When the news came, years ago now, that Steve Jobs had pancreatic cancer, I felt a chill. The last time I heard that diagnosis, it was applied to my Dad. The oncologist had looked each of us in the eye, and then handed me a piece of paper with the number 3 written on it. “Years?” I asked. “Months,” he replied. Dad beat the odds. He made it to 9 months.
Within weeks of that horrible day, I had bought myself my first Mac of Jobs’ second era at Apple: one of those much-mocked clamshell iBooks, in graphite. I bought it so I could work from Suffolk when I needed to, and my brother bought a digital video camera so we could capture some of those last, happy days. And so I discovered iMovie, and a new set of opportunities for creation, for recording and sharing opened up. Within a few months of my Dad’s death, I was blogging, and using that to post the first pictures from my very first digital camera. 2001 changed my life in many ways, but many of those changes were mediated through that toilet-seat iBook.
I’m sat on a train somewhere between West Sussex and London, typing these words on an iPad. (You know that whole “iPad is for consumption not creation meme”? I never got the memo.) It’s given to very few to change the lives of millions in a positive way. It’s given to even fewer to provide the world with beautiful, functional tools that change our relationship to both our own creativity and the creativity of others. Jobs looked at the digital revolution and dreamed of using it to do things better, to live better, to make things better. And he did that. What a life.

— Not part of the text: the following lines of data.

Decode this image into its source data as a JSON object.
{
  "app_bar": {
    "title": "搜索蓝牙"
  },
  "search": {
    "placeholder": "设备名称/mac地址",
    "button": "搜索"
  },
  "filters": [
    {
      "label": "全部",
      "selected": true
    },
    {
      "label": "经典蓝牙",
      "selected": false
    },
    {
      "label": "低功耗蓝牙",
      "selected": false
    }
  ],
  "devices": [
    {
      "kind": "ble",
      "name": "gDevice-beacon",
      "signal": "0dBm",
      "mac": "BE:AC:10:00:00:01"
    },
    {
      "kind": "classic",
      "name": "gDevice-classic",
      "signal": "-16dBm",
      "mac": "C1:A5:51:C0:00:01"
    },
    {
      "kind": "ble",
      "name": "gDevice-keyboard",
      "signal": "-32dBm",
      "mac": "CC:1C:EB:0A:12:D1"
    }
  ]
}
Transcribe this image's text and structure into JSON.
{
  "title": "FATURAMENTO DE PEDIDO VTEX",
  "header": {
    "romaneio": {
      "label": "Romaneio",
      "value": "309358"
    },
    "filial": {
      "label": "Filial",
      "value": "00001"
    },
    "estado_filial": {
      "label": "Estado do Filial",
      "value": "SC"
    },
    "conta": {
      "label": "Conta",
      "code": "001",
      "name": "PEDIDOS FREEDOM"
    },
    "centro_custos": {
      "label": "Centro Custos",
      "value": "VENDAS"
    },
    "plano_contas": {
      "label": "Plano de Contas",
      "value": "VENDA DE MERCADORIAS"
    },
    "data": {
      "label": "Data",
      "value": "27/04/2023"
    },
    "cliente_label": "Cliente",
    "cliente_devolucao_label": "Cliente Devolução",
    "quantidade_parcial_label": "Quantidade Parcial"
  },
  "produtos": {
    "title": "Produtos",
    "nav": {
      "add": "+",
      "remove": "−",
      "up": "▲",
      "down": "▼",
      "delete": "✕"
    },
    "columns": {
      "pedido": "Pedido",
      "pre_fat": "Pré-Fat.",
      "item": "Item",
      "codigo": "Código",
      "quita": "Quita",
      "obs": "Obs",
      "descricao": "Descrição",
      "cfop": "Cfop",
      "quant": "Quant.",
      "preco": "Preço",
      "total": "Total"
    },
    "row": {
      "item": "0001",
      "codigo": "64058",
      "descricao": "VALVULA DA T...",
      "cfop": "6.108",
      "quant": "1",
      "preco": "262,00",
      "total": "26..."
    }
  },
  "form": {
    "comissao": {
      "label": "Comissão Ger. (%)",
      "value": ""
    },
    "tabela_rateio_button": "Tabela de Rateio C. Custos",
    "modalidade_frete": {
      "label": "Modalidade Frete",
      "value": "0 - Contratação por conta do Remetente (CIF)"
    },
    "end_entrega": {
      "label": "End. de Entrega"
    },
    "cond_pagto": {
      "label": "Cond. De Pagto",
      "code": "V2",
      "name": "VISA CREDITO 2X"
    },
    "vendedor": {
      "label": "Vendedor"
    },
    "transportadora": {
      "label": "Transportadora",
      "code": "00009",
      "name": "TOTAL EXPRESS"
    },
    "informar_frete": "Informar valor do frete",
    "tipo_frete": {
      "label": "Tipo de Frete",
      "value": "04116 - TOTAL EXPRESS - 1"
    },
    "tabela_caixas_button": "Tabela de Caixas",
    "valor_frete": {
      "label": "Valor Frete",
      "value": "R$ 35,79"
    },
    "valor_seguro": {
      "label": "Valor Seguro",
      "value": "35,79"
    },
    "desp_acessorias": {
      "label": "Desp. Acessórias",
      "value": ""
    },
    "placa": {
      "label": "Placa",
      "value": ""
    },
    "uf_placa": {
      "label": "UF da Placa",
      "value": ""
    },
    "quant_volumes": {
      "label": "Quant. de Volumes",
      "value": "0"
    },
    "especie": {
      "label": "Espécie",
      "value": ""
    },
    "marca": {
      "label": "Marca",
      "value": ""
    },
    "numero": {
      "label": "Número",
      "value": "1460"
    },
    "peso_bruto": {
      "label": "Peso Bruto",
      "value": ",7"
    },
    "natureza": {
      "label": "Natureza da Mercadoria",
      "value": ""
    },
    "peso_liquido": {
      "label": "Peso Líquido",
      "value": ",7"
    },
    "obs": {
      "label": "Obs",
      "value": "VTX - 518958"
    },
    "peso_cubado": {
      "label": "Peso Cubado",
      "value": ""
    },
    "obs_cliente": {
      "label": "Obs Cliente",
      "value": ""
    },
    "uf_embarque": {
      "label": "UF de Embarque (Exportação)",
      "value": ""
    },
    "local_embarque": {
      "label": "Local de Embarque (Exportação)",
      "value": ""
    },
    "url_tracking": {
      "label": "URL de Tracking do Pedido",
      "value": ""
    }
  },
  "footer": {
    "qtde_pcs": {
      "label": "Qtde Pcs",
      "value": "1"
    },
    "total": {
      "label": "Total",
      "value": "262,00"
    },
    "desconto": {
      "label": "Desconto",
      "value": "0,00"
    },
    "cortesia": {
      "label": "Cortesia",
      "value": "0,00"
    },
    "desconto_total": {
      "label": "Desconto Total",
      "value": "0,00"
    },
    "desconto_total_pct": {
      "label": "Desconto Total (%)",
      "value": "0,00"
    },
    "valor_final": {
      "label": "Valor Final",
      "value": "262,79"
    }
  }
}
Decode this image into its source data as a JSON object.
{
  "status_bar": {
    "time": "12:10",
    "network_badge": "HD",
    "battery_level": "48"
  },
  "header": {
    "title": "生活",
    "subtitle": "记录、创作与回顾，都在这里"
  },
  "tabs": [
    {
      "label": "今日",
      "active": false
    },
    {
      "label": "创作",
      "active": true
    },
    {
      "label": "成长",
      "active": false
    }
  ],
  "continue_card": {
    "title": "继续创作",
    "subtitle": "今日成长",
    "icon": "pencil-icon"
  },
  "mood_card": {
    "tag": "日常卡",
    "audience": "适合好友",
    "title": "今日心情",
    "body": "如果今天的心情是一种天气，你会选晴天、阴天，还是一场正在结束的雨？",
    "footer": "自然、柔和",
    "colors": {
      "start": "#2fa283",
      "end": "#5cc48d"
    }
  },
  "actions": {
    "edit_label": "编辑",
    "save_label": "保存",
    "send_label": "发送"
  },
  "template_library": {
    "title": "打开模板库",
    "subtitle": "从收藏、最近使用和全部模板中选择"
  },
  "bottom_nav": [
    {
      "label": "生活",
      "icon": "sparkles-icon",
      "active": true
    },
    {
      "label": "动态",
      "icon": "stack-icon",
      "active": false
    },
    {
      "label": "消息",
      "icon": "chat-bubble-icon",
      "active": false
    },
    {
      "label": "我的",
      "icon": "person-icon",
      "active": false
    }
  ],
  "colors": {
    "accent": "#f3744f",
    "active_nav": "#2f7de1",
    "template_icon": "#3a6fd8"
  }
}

Thank you, Steve. I can honestly say that your work made my life a better place, and continues to do so every single day.